So yeah... long term, I hope "local & small" can survive as MacroCraft (see what I did there?) increases their production and market share in the segment. But "local" probably can't generally mean a one-city distribution footprint and "small" can't probably mean under 20 or 30K bbl/year, I'm guessing, maybe as much as 50k. Long-term. The fallout from this "bubble," and I don't know if it's even going to be as dramatic as last time, will be the guys who couldn't hit 5k bbl in their first 4-5 years, maybe less.

Alan -

Good thoughts. Remember this is as much about the PR spin as any thing.

Patrick R. -

This topic came up in a thread at Guys Drinking Beer about Illinois's Craft Brewers Guild opposing the filling of growlers by retail locations.

With expansion comes protectionism. Obviously some larger craft brewers such as Bell's and Stone do not want rogue actors undermining their product. For them it's a question of revenue as opposed to experimentation.

My question is the following: will a two-tier system develop between the Boston Beer Companies/Stones of the nation and the smaller craft brewers? One that values expansion, while the other values experimentation?

Here's that post: http://www.guysdrinkingbeer.com/no-bar-restaraunt-growlers

Alan -

As (i) big craft benefits from not having newbies undermining value and (ii) newbies may get quickly tired of taking irrelevant direction, the schism may well be soon upon us as the majority of breweries lose connection with the big craft board members.

Alan McLeod -

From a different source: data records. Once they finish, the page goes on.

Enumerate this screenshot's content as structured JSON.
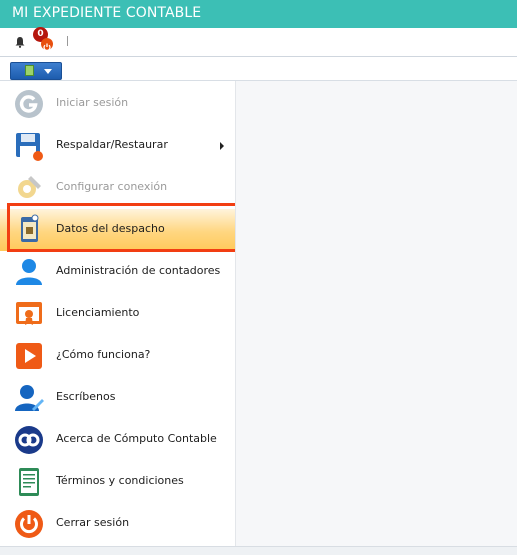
{
  "window": {
    "title": "MI EXPEDIENTE CONTABLE"
  },
  "toolbar": {
    "notification_count": "0"
  },
  "menu": {
    "items": [
      {
        "label": "Iniciar sesión",
        "icon": "login-icon",
        "enabled": false
      },
      {
        "label": "Respaldar/Restaurar",
        "icon": "backup-restore-icon",
        "enabled": true,
        "has_submenu": true
      },
      {
        "label": "Configurar conexión",
        "icon": "settings-connection-icon",
        "enabled": false
      },
      {
        "label": "Datos del despacho",
        "icon": "office-data-icon",
        "enabled": true,
        "selected": true
      },
      {
        "label": "Administración de contadores",
        "icon": "user-admin-icon",
        "enabled": true
      },
      {
        "label": "Licenciamiento",
        "icon": "license-certificate-icon",
        "enabled": true
      },
      {
        "label": "¿Cómo funciona?",
        "icon": "play-video-icon",
        "enabled": true
      },
      {
        "label": "Escríbenos",
        "icon": "write-to-us-icon",
        "enabled": true
      },
      {
        "label": "Acerca de Cómputo Contable",
        "icon": "about-app-icon",
        "enabled": true
      },
      {
        "label": "Términos y condiciones",
        "icon": "terms-document-icon",
        "enabled": true
      },
      {
        "label": "Cerrar sesión",
        "icon": "logout-power-icon",
        "enabled": true
      }
    ]
  },
  "colors": {
    "titlebar": "#3cbfb5",
    "selected_item": "#ffd680",
    "highlight_border": "#f23e12",
    "menu_button": "#1d5cae"
  }
}
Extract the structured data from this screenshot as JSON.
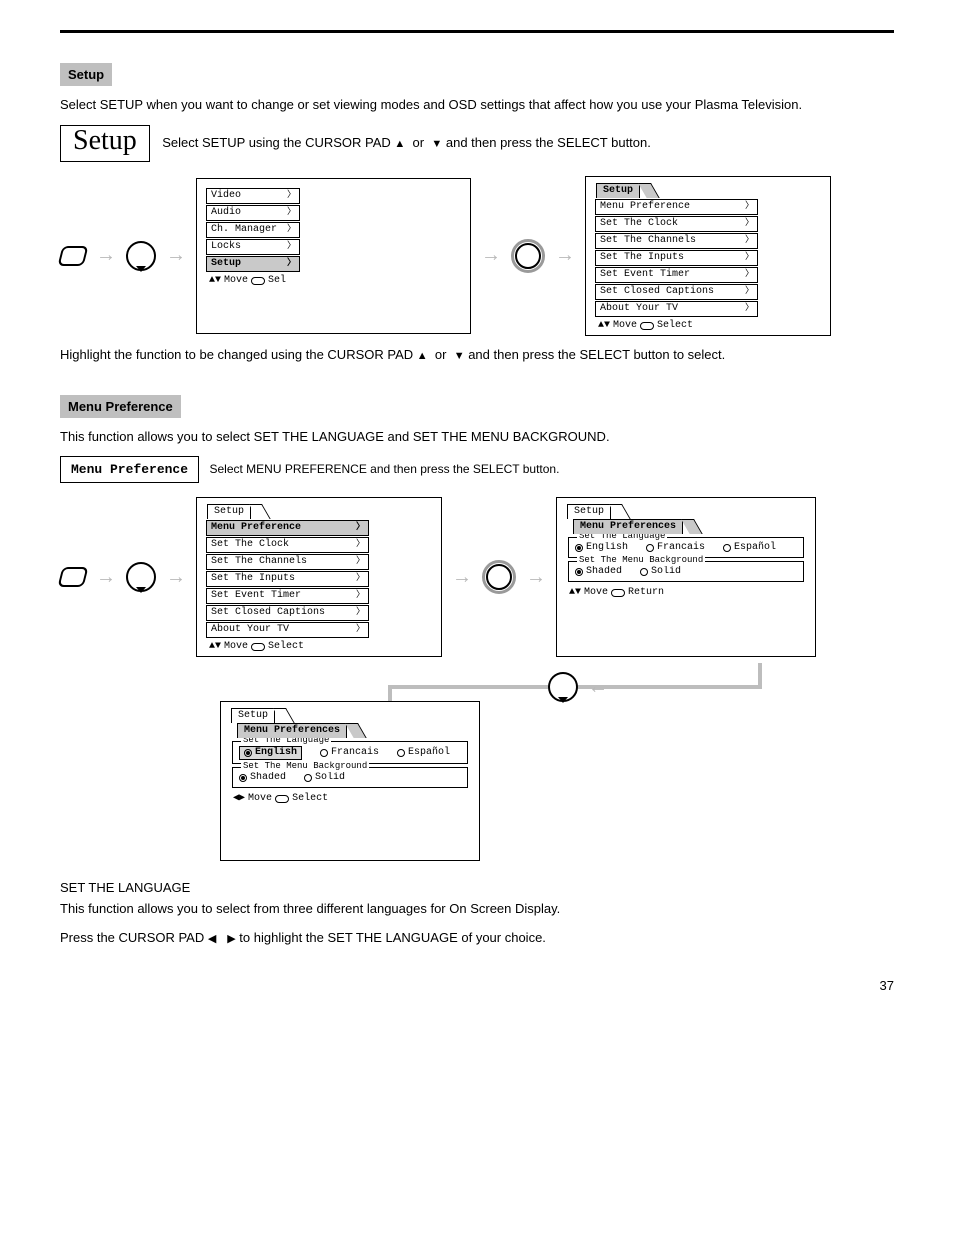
{
  "section_banner": "Setup",
  "intro_line": "Select SETUP when you want to change or set viewing modes and OSD settings that affect how you use your Plasma Television.",
  "setup_box_label": "Setup",
  "after_setup_text_1": "Select SETUP using the CURSOR PAD ",
  "after_setup_text_2": " and then press the SELECT button.",
  "tri_up": "▲",
  "tri_down": "▼",
  "tri_left": "◀",
  "tri_right": "▶",
  "main_menu": {
    "items": [
      "Video",
      "Audio",
      "Ch. Manager",
      "Locks",
      "Setup"
    ],
    "highlight": "Setup",
    "hint_move": "Move",
    "hint_sel": "Sel"
  },
  "setup_menu": {
    "tab": "Setup",
    "items": [
      "Menu Preference",
      "Set The Clock",
      "Set The Channels",
      "Set The Inputs",
      "Set Event Timer",
      "Set Closed Captions",
      "About Your TV"
    ],
    "highlight": "",
    "hint_move": "Move",
    "hint_sel": "Select"
  },
  "setup_menu_p2": {
    "tab": "Setup",
    "items": [
      "Menu Preference",
      "Set The Clock",
      "Set The Channels",
      "Set The Inputs",
      "Set Event Timer",
      "Set Closed Captions",
      "About Your TV"
    ],
    "highlight": "Menu Preference",
    "hint_move": "Move",
    "hint_sel": "Select"
  },
  "pref_screen_a": {
    "crumb1": "Setup",
    "crumb2": "Menu Preferences",
    "lang_legend": "Set The Language",
    "langs": [
      "English",
      "Francais",
      "Español"
    ],
    "bg_legend": "Set The Menu Background",
    "bgs": [
      "Shaded",
      "Solid"
    ],
    "hint_move": "Move",
    "hint_sel": "Return"
  },
  "pref_screen_b": {
    "crumb1": "Setup",
    "crumb2": "Menu Preferences",
    "lang_legend": "Set The Language",
    "langs": [
      "English",
      "Francais",
      "Español"
    ],
    "bg_legend": "Set The Menu Background",
    "bgs": [
      "Shaded",
      "Solid"
    ],
    "hint_move": "Move",
    "hint_sel": "Select"
  },
  "para2_1": "Highlight the function to be changed using the CURSOR PAD ",
  "para2_2": " and then press the SELECT button to select.",
  "sub_heading": "Menu Preference",
  "sub_box_label": "Menu Preference",
  "sub_after_1": "This function allows you to select SET THE LANGUAGE and SET THE MENU BACKGROUND.",
  "sub_after_2": " Select MENU PREFERENCE and then press the SELECT button.",
  "lang_para_title": "SET THE LANGUAGE",
  "lang_para_1": "This function allows you to select from three different languages for On Screen Display.",
  "lang_para_2_a": "Press the CURSOR PAD  ",
  "lang_para_2_b": "  to highlight the SET THE LANGUAGE of your choice.",
  "page_number": "37"
}
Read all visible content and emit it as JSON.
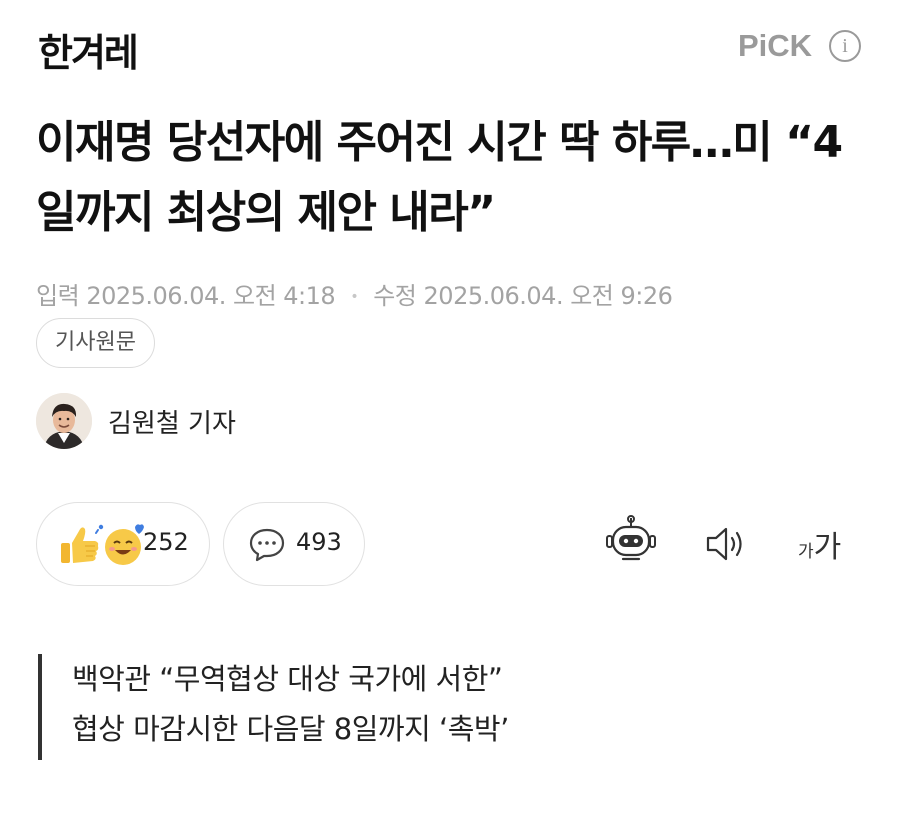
{
  "header": {
    "logo": "한겨레",
    "pick_label": "PiCK",
    "info_icon": "info-icon"
  },
  "article": {
    "headline": "이재명 당선자에 주어진 시간 딱 하루…미 “4일까지 최상의 제안 내라”",
    "meta": {
      "input_label": "입력",
      "input_datetime": "2025.06.04. 오전 4:18",
      "separator": "•",
      "modified_label": "수정",
      "modified_datetime": "2025.06.04. 오전 9:26"
    },
    "source_button": "기사원문",
    "reporter": {
      "name": "김원철 기자",
      "avatar_icon": "reporter-avatar"
    },
    "reactions": {
      "icons": [
        "thumbs-up-icon",
        "smiling-face-icon"
      ],
      "count": "252"
    },
    "comments": {
      "icon": "speech-bubble-icon",
      "count": "493"
    },
    "tools": {
      "summary_bot_icon": "robot-icon",
      "audio_icon": "speaker-icon",
      "font_size_small": "가",
      "font_size_big": "가"
    },
    "summary_lines": [
      "백악관 “무역협상 대상 국가에 서한”",
      "협상 마감시한 다음달 8일까지 ‘촉박’"
    ]
  },
  "colors": {
    "text": "#111111",
    "muted": "#a3a3a3",
    "pick": "#9a9a9a",
    "border": "#e1e1e1",
    "emoji_yellow": "#f7c948",
    "emoji_blue": "#3f7de0"
  }
}
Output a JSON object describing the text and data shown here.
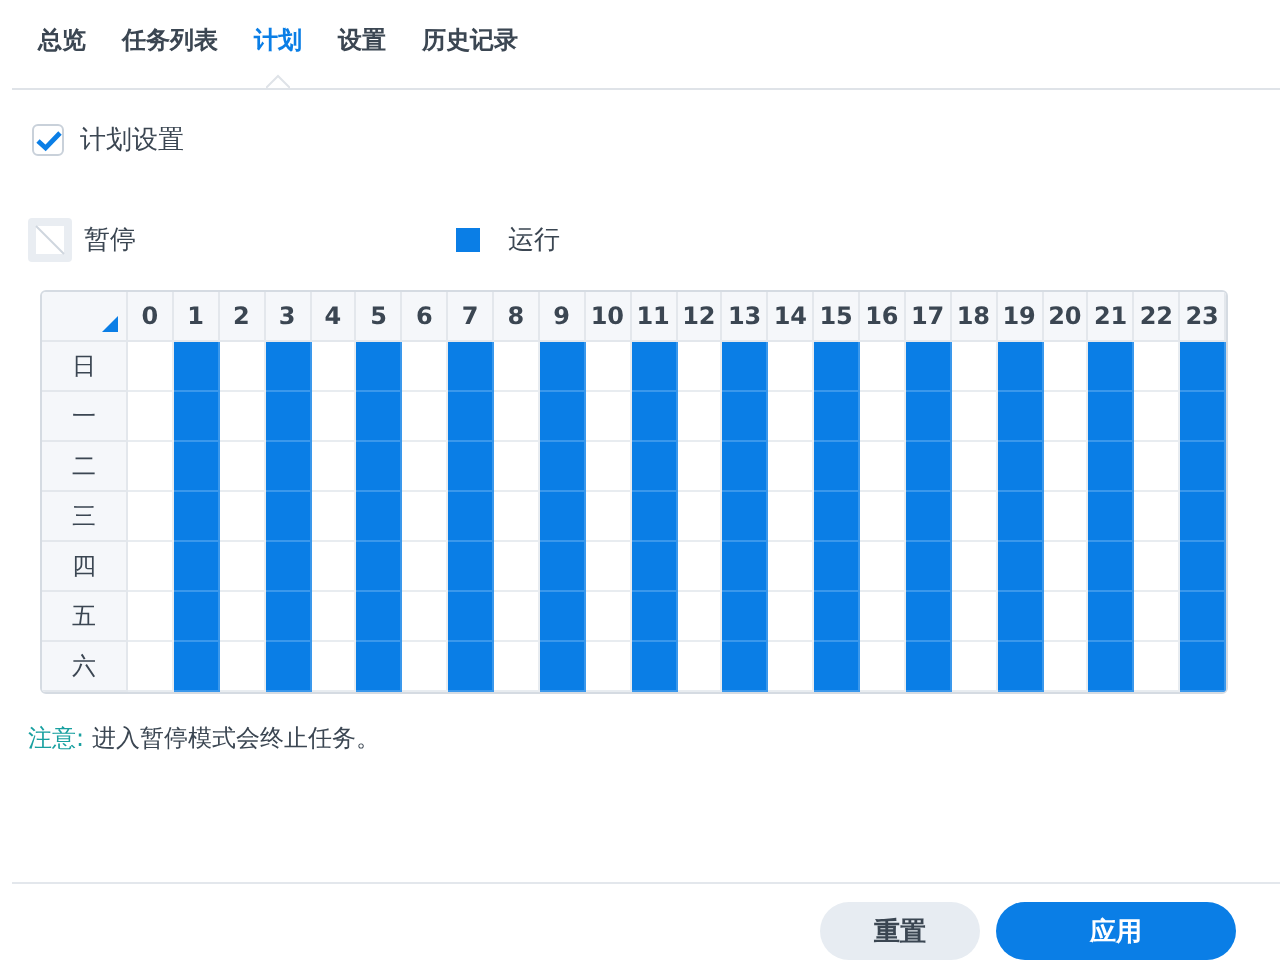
{
  "tabs": [
    {
      "label": "总览",
      "selected": false
    },
    {
      "label": "任务列表",
      "selected": false
    },
    {
      "label": "计划",
      "selected": true
    },
    {
      "label": "设置",
      "selected": false
    },
    {
      "label": "历史记录",
      "selected": false
    }
  ],
  "schedule_enabled": {
    "label": "计划设置",
    "checked": true
  },
  "legend": [
    {
      "kind": "pause",
      "label": "暂停"
    },
    {
      "kind": "run",
      "label": "运行"
    }
  ],
  "grid": {
    "hours": [
      "0",
      "1",
      "2",
      "3",
      "4",
      "5",
      "6",
      "7",
      "8",
      "9",
      "10",
      "11",
      "12",
      "13",
      "14",
      "15",
      "16",
      "17",
      "18",
      "19",
      "20",
      "21",
      "22",
      "23"
    ],
    "rows": [
      {
        "day": "日",
        "running": [
          false,
          true,
          false,
          true,
          false,
          true,
          false,
          true,
          false,
          true,
          false,
          true,
          false,
          true,
          false,
          true,
          false,
          true,
          false,
          true,
          false,
          true,
          false,
          true
        ]
      },
      {
        "day": "一",
        "running": [
          false,
          true,
          false,
          true,
          false,
          true,
          false,
          true,
          false,
          true,
          false,
          true,
          false,
          true,
          false,
          true,
          false,
          true,
          false,
          true,
          false,
          true,
          false,
          true
        ]
      },
      {
        "day": "二",
        "running": [
          false,
          true,
          false,
          true,
          false,
          true,
          false,
          true,
          false,
          true,
          false,
          true,
          false,
          true,
          false,
          true,
          false,
          true,
          false,
          true,
          false,
          true,
          false,
          true
        ]
      },
      {
        "day": "三",
        "running": [
          false,
          true,
          false,
          true,
          false,
          true,
          false,
          true,
          false,
          true,
          false,
          true,
          false,
          true,
          false,
          true,
          false,
          true,
          false,
          true,
          false,
          true,
          false,
          true
        ]
      },
      {
        "day": "四",
        "running": [
          false,
          true,
          false,
          true,
          false,
          true,
          false,
          true,
          false,
          true,
          false,
          true,
          false,
          true,
          false,
          true,
          false,
          true,
          false,
          true,
          false,
          true,
          false,
          true
        ]
      },
      {
        "day": "五",
        "running": [
          false,
          true,
          false,
          true,
          false,
          true,
          false,
          true,
          false,
          true,
          false,
          true,
          false,
          true,
          false,
          true,
          false,
          true,
          false,
          true,
          false,
          true,
          false,
          true
        ]
      },
      {
        "day": "六",
        "running": [
          false,
          true,
          false,
          true,
          false,
          true,
          false,
          true,
          false,
          true,
          false,
          true,
          false,
          true,
          false,
          true,
          false,
          true,
          false,
          true,
          false,
          true,
          false,
          true
        ]
      }
    ]
  },
  "note": {
    "label": "注意:",
    "text": "进入暂停模式会终止任务。"
  },
  "buttons": [
    {
      "kind": "secondary",
      "label": "重置"
    },
    {
      "kind": "primary",
      "label": "应用"
    }
  ]
}
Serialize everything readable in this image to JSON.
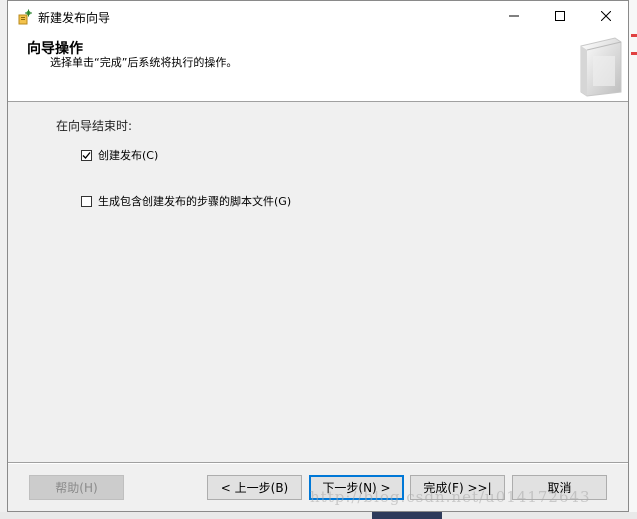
{
  "window": {
    "title": "新建发布向导",
    "controls": {
      "minimize": "—",
      "maximize": "☐",
      "close": "✕"
    }
  },
  "header": {
    "title": "向导操作",
    "subtitle": "选择单击“完成”后系统将执行的操作。"
  },
  "main": {
    "section_label": "在向导结束时:",
    "options": [
      {
        "label": "创建发布(C)",
        "checked": true
      },
      {
        "label": "生成包含创建发布的步骤的脚本文件(G)",
        "checked": false
      }
    ]
  },
  "buttons": {
    "help": "帮助(H)",
    "back": "< 上一步(B)",
    "next": "下一步(N) >",
    "finish": "完成(F) >>|",
    "cancel": "取消"
  },
  "watermark": "http://blog.csdn.net/u014172643",
  "colors": {
    "accent": "#0078d7",
    "window_bg": "#f0f0f0"
  }
}
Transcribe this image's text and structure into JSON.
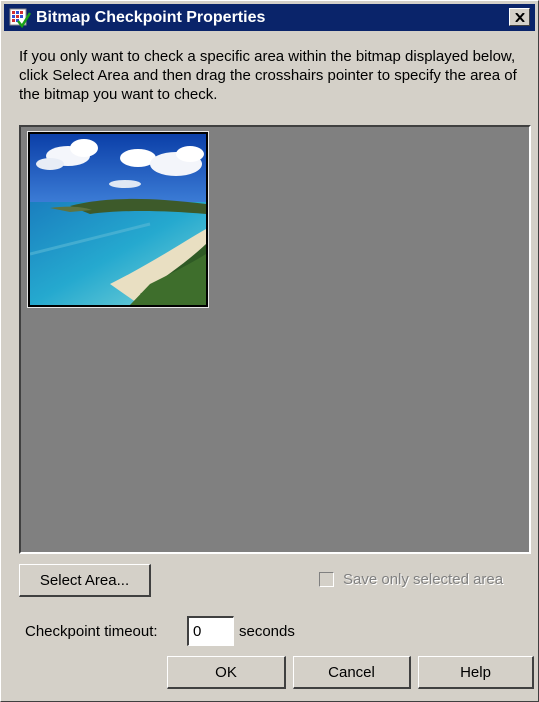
{
  "window": {
    "title": "Bitmap Checkpoint Properties",
    "title_color": "#0a246a",
    "app_icon": "checkpoint-grid-icon",
    "close_icon": "close-icon"
  },
  "instructions": "If you only want to check a specific area within the bitmap displayed below, click Select Area and then drag the crosshairs pointer to specify the area of the bitmap you want to check.",
  "preview": {
    "background": "#808080",
    "image_subject": "beach-bay-photo"
  },
  "select_area_label": "Select Area...",
  "save_only_selected": {
    "label": "Save only selected area",
    "checked": false,
    "enabled": false
  },
  "timeout": {
    "label": "Checkpoint timeout:",
    "value": "0",
    "unit": "seconds"
  },
  "buttons": {
    "ok": "OK",
    "cancel": "Cancel",
    "help": "Help"
  }
}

Sorry if you are chomping at the bit. Spam attacks again. Like a solar flare.

Alan McLeod -

Could this beer small brewing pushing back at big craft?